But that leads me into what I feel are the other drawbacks of this set.  First of all, if you don’t own a Blu-ray player, you’re pretty much out of luck when it comes to all these boffo special features.  “Destino” and the documentary about its history? Not there on the DVD (Psst! You can find it on YouTube).  Audio commentaries?  Four of the five tracks are missing on the DVD version.  Art galleries?  Nope.  Despite the DVD’s ability to hold much of this content, it has sadly been left off the standard-definition format discs for sale, which is a real shame.  Thanks to the restoration, “Fantasia” does look great on standard DVD, and for that, you may feel you’re getting your money’s worth.  But only Blu-ray owners get access to the bulk of the package’s special features.
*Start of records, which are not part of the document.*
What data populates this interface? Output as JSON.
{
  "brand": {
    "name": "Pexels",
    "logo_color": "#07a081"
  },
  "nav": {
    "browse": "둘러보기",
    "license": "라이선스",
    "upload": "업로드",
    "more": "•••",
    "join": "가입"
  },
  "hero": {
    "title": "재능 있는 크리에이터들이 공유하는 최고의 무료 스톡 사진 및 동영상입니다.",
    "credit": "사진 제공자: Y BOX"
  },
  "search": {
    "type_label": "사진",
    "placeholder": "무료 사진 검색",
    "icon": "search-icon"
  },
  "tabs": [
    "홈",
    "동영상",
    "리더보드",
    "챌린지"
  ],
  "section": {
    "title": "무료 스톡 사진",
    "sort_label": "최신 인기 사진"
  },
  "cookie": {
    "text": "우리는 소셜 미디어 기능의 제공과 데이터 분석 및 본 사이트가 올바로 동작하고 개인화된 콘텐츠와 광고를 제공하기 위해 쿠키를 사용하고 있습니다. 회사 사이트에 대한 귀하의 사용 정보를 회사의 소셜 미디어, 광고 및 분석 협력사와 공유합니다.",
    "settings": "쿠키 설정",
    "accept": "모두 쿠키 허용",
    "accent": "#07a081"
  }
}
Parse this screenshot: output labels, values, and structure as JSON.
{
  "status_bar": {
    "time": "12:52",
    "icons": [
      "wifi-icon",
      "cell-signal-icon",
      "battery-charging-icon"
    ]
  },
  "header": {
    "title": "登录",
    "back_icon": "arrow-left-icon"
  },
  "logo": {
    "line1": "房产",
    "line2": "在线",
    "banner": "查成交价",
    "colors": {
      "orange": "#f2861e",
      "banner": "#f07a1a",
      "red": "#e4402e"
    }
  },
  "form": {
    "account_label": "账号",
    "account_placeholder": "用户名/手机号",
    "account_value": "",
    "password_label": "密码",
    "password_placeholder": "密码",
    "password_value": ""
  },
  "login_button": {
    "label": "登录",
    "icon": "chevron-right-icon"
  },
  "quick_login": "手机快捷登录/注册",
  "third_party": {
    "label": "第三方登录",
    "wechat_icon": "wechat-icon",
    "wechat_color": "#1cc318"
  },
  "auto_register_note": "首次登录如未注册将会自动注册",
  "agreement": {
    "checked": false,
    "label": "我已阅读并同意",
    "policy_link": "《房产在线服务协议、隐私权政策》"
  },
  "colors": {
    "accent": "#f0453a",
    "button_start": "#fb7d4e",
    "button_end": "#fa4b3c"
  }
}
Besides “Destino,” Disney also produced three other short films over the past decade that would have made splendid additions to this set.  Of those three, “The Little Matchgirl” is the biggest loss.  This very moving short takes the Hans Christian Andersen story and moves it to Russia, and uses the Nocturne from Alexander Borodin’s String Quartet No. 2 as musical accompaniment.  It would have been a natural to include on this set.  However, you can find it on YouTube and iTunes.

Finally, fans of “Fantasia” may already be like me, and have the “Fantasia” Anthology box set on their library shelves, ready to make an upgrade to Blu-ray.  The “Fantasia Anthology” came with a bonus disc that was chock full of background information about both “Fantasia” and “Fantasia 2000,” including test footage, art galleries, trailers, storyboard sequences, deleted scenes, and interviews with animators, not to mention comprehensive “making-of” documentaries about each film.  But instead of including these features on the 50 GB Blu-ray discs, Disney has relegated the legacy content to an Internet-only feature, accessible only with your Blu-ray player.  Not only does that lead to slow load times for the content, but the presentation of the material is framed by a ridiculous pop-up window on your TV screen.  For easy access to that content, I’m afraid I have to recommend holding on to your old DVD box set.  *Sigh*, another spot on my shelf that must remain occupied.

In closing, for Blu-ray owners, this set is a must.  Splendid looking presentations of both films make the choice to upgrade an easy one.  But for those that have not yet made the upgrade to Blu-ray, I’d think twice about buying the DVD-only edition of “Fantasia” and “Fantasia 2000.”  Or, maybe think about asking Santa for a Blu-ray player.